**Problem details:** Exact copy, no pictures: restate each entry below word for word.

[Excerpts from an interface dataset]
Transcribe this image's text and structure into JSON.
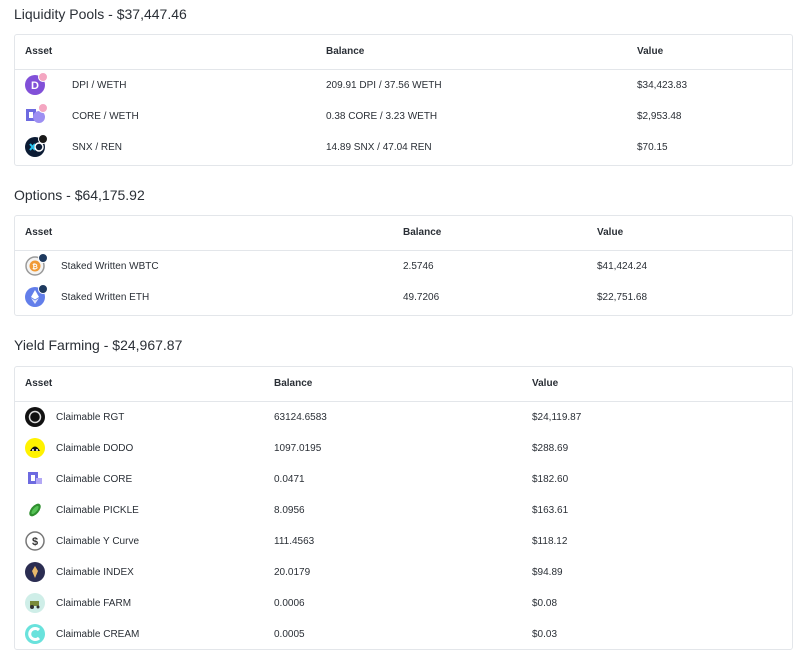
{
  "liquidity": {
    "title": "Liquidity Pools - $37,447.46",
    "headers": {
      "asset": "Asset",
      "balance": "Balance",
      "value": "Value"
    },
    "rows": [
      {
        "asset": "DPI / WETH",
        "balance": "209.91 DPI / 37.56 WETH",
        "value": "$34,423.83",
        "icon": "dpi-weth-icon"
      },
      {
        "asset": "CORE / WETH",
        "balance": "0.38 CORE / 3.23 WETH",
        "value": "$2,953.48",
        "icon": "core-weth-icon"
      },
      {
        "asset": "SNX / REN",
        "balance": "14.89 SNX / 47.04 REN",
        "value": "$70.15",
        "icon": "snx-ren-icon"
      }
    ]
  },
  "options": {
    "title": "Options - $64,175.92",
    "headers": {
      "asset": "Asset",
      "balance": "Balance",
      "value": "Value"
    },
    "rows": [
      {
        "asset": "Staked Written WBTC",
        "balance": "2.5746",
        "value": "$41,424.24",
        "icon": "wbtc-icon"
      },
      {
        "asset": "Staked Written ETH",
        "balance": "49.7206",
        "value": "$22,751.68",
        "icon": "eth-icon"
      }
    ]
  },
  "yield": {
    "title": "Yield Farming - $24,967.87",
    "headers": {
      "asset": "Asset",
      "balance": "Balance",
      "value": "Value"
    },
    "rows": [
      {
        "asset": "Claimable RGT",
        "balance": "63124.6583",
        "value": "$24,119.87",
        "icon": "rgt-icon"
      },
      {
        "asset": "Claimable DODO",
        "balance": "1097.0195",
        "value": "$288.69",
        "icon": "dodo-icon"
      },
      {
        "asset": "Claimable CORE",
        "balance": "0.0471",
        "value": "$182.60",
        "icon": "core-icon"
      },
      {
        "asset": "Claimable PICKLE",
        "balance": "8.0956",
        "value": "$163.61",
        "icon": "pickle-icon"
      },
      {
        "asset": "Claimable Y Curve",
        "balance": "111.4563",
        "value": "$118.12",
        "icon": "y-curve-icon"
      },
      {
        "asset": "Claimable INDEX",
        "balance": "20.0179",
        "value": "$94.89",
        "icon": "index-icon"
      },
      {
        "asset": "Claimable FARM",
        "balance": "0.0006",
        "value": "$0.08",
        "icon": "farm-icon"
      },
      {
        "asset": "Claimable CREAM",
        "balance": "0.0005",
        "value": "$0.03",
        "icon": "cream-icon"
      }
    ]
  }
}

**Task response:**
Transcribe this image's text and structure into JSON.
{
  "liquidity": {
    "title": "Liquidity Pools - $37,447.46",
    "headers": {
      "asset": "Asset",
      "balance": "Balance",
      "value": "Value"
    },
    "rows": [
      {
        "asset": "DPI / WETH",
        "balance": "209.91 DPI / 37.56 WETH",
        "value": "$34,423.83",
        "icon": "dpi-weth-icon"
      },
      {
        "asset": "CORE / WETH",
        "balance": "0.38 CORE / 3.23 WETH",
        "value": "$2,953.48",
        "icon": "core-weth-icon"
      },
      {
        "asset": "SNX / REN",
        "balance": "14.89 SNX / 47.04 REN",
        "value": "$70.15",
        "icon": "snx-ren-icon"
      }
    ]
  },
  "options": {
    "title": "Options - $64,175.92",
    "headers": {
      "asset": "Asset",
      "balance": "Balance",
      "value": "Value"
    },
    "rows": [
      {
        "asset": "Staked Written WBTC",
        "balance": "2.5746",
        "value": "$41,424.24",
        "icon": "wbtc-icon"
      },
      {
        "asset": "Staked Written ETH",
        "balance": "49.7206",
        "value": "$22,751.68",
        "icon": "eth-icon"
      }
    ]
  },
  "yield": {
    "title": "Yield Farming - $24,967.87",
    "headers": {
      "asset": "Asset",
      "balance": "Balance",
      "value": "Value"
    },
    "rows": [
      {
        "asset": "Claimable RGT",
        "balance": "63124.6583",
        "value": "$24,119.87",
        "icon": "rgt-icon"
      },
      {
        "asset": "Claimable DODO",
        "balance": "1097.0195",
        "value": "$288.69",
        "icon": "dodo-icon"
      },
      {
        "asset": "Claimable CORE",
        "balance": "0.0471",
        "value": "$182.60",
        "icon": "core-icon"
      },
      {
        "asset": "Claimable PICKLE",
        "balance": "8.0956",
        "value": "$163.61",
        "icon": "pickle-icon"
      },
      {
        "asset": "Claimable Y Curve",
        "balance": "111.4563",
        "value": "$118.12",
        "icon": "y-curve-icon"
      },
      {
        "asset": "Claimable INDEX",
        "balance": "20.0179",
        "value": "$94.89",
        "icon": "index-icon"
      },
      {
        "asset": "Claimable FARM",
        "balance": "0.0006",
        "value": "$0.08",
        "icon": "farm-icon"
      },
      {
        "asset": "Claimable CREAM",
        "balance": "0.0005",
        "value": "$0.03",
        "icon": "cream-icon"
      }
    ]
  }
}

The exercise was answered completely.